• ABOUT THIS TASK: Each record below should be repeated precisely as written.

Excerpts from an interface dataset

---*---

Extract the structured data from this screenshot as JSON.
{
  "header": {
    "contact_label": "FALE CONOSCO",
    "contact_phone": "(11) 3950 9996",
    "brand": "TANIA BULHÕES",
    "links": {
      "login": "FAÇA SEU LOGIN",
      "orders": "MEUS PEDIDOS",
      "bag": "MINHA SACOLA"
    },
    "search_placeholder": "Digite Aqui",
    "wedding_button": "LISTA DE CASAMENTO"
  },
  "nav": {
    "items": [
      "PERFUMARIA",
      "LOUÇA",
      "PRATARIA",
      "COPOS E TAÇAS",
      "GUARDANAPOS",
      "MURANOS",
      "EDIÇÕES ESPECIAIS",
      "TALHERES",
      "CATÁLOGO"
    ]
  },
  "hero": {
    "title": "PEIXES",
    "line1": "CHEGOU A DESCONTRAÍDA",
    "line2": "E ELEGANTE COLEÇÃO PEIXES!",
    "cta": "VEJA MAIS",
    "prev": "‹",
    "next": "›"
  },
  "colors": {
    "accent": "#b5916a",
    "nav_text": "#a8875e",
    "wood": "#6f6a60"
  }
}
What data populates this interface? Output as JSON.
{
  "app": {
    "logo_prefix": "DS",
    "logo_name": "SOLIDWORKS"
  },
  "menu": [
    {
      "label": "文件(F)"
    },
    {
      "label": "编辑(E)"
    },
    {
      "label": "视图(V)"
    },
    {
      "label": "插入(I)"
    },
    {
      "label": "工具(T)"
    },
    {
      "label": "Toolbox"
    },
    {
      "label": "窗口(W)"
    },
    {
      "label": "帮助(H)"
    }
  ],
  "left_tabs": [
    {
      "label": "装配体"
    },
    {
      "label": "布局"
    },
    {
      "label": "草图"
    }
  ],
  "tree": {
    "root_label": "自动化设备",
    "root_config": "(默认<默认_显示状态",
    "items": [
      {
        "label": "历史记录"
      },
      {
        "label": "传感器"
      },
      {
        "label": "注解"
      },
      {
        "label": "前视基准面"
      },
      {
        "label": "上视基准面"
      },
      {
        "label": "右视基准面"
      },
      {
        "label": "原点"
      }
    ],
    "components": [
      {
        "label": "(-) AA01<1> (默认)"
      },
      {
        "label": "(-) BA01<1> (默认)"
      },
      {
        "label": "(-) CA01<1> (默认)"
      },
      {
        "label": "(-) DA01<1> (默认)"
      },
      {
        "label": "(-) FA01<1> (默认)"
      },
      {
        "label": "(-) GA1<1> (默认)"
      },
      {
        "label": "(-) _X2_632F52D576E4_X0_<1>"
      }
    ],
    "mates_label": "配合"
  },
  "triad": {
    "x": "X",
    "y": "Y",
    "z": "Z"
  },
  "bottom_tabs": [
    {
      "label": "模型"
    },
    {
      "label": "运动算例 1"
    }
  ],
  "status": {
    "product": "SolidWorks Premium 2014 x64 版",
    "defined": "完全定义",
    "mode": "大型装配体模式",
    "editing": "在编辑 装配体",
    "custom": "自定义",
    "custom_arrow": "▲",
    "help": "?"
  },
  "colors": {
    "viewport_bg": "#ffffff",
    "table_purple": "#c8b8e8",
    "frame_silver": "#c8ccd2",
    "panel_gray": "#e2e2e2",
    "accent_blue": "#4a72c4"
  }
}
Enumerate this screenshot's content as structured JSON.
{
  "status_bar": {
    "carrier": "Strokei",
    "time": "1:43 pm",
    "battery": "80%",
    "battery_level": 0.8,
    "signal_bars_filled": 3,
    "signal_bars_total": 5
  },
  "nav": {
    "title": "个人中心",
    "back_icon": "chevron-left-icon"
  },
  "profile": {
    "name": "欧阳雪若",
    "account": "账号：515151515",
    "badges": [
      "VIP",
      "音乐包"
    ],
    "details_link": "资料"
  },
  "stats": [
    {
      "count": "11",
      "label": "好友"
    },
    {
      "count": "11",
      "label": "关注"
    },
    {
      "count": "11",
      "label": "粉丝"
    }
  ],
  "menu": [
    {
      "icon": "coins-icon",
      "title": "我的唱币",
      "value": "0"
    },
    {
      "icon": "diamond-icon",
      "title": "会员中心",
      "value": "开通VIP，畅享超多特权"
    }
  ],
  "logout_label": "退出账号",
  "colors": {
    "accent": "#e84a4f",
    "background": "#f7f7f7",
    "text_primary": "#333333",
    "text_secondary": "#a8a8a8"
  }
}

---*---

• WRITTEN SOLUTION:
Extract the structured data from this screenshot as JSON.
{
  "header": {
    "contact_label": "FALE CONOSCO",
    "contact_phone": "(11) 3950 9996",
    "brand": "TANIA BULHÕES",
    "links": {
      "login": "FAÇA SEU LOGIN",
      "orders": "MEUS PEDIDOS",
      "bag": "MINHA SACOLA"
    },
    "search_placeholder": "Digite Aqui",
    "wedding_button": "LISTA DE CASAMENTO"
  },
  "nav": {
    "items": [
      "PERFUMARIA",
      "LOUÇA",
      "PRATARIA",
      "COPOS E TAÇAS",
      "GUARDANAPOS",
      "MURANOS",
      "EDIÇÕES ESPECIAIS",
      "TALHERES",
      "CATÁLOGO"
    ]
  },
  "hero": {
    "title": "PEIXES",
    "line1": "CHEGOU A DESCONTRAÍDA",
    "line2": "E ELEGANTE COLEÇÃO PEIXES!",
    "cta": "VEJA MAIS",
    "prev": "‹",
    "next": "›"
  },
  "colors": {
    "accent": "#b5916a",
    "nav_text": "#a8875e",
    "wood": "#6f6a60"
  }
}
What data populates this interface? Output as JSON.
{
  "app": {
    "logo_prefix": "DS",
    "logo_name": "SOLIDWORKS"
  },
  "menu": [
    {
      "label": "文件(F)"
    },
    {
      "label": "编辑(E)"
    },
    {
      "label": "视图(V)"
    },
    {
      "label": "插入(I)"
    },
    {
      "label": "工具(T)"
    },
    {
      "label": "Toolbox"
    },
    {
      "label": "窗口(W)"
    },
    {
      "label": "帮助(H)"
    }
  ],
  "left_tabs": [
    {
      "label": "装配体"
    },
    {
      "label": "布局"
    },
    {
      "label": "草图"
    }
  ],
  "tree": {
    "root_label": "自动化设备",
    "root_config": "(默认<默认_显示状态",
    "items": [
      {
        "label": "历史记录"
      },
      {
        "label": "传感器"
      },
      {
        "label": "注解"
      },
      {
        "label": "前视基准面"
      },
      {
        "label": "上视基准面"
      },
      {
        "label": "右视基准面"
      },
      {
        "label": "原点"
      }
    ],
    "components": [
      {
        "label": "(-) AA01<1> (默认)"
      },
      {
        "label": "(-) BA01<1> (默认)"
      },
      {
        "label": "(-) CA01<1> (默认)"
      },
      {
        "label": "(-) DA01<1> (默认)"
      },
      {
        "label": "(-) FA01<1> (默认)"
      },
      {
        "label": "(-) GA1<1> (默认)"
      },
      {
        "label": "(-) _X2_632F52D576E4_X0_<1>"
      }
    ],
    "mates_label": "配合"
  },
  "triad": {
    "x": "X",
    "y": "Y",
    "z": "Z"
  },
  "bottom_tabs": [
    {
      "label": "模型"
    },
    {
      "label": "运动算例 1"
    }
  ],
  "status": {
    "product": "SolidWorks Premium 2014 x64 版",
    "defined": "完全定义",
    "mode": "大型装配体模式",
    "editing": "在编辑 装配体",
    "custom": "自定义",
    "custom_arrow": "▲",
    "help": "?"
  },
  "colors": {
    "viewport_bg": "#ffffff",
    "table_purple": "#c8b8e8",
    "frame_silver": "#c8ccd2",
    "panel_gray": "#e2e2e2",
    "accent_blue": "#4a72c4"
  }
}
Enumerate this screenshot's content as structured JSON.
{
  "status_bar": {
    "carrier": "Strokei",
    "time": "1:43 pm",
    "battery": "80%",
    "battery_level": 0.8,
    "signal_bars_filled": 3,
    "signal_bars_total": 5
  },
  "nav": {
    "title": "个人中心",
    "back_icon": "chevron-left-icon"
  },
  "profile": {
    "name": "欧阳雪若",
    "account": "账号：515151515",
    "badges": [
      "VIP",
      "音乐包"
    ],
    "details_link": "资料"
  },
  "stats": [
    {
      "count": "11",
      "label": "好友"
    },
    {
      "count": "11",
      "label": "关注"
    },
    {
      "count": "11",
      "label": "粉丝"
    }
  ],
  "menu": [
    {
      "icon": "coins-icon",
      "title": "我的唱币",
      "value": "0"
    },
    {
      "icon": "diamond-icon",
      "title": "会员中心",
      "value": "开通VIP，畅享超多特权"
    }
  ],
  "logout_label": "退出账号",
  "colors": {
    "accent": "#e84a4f",
    "background": "#f7f7f7",
    "text_primary": "#333333",
    "text_secondary": "#a8a8a8"
  }
}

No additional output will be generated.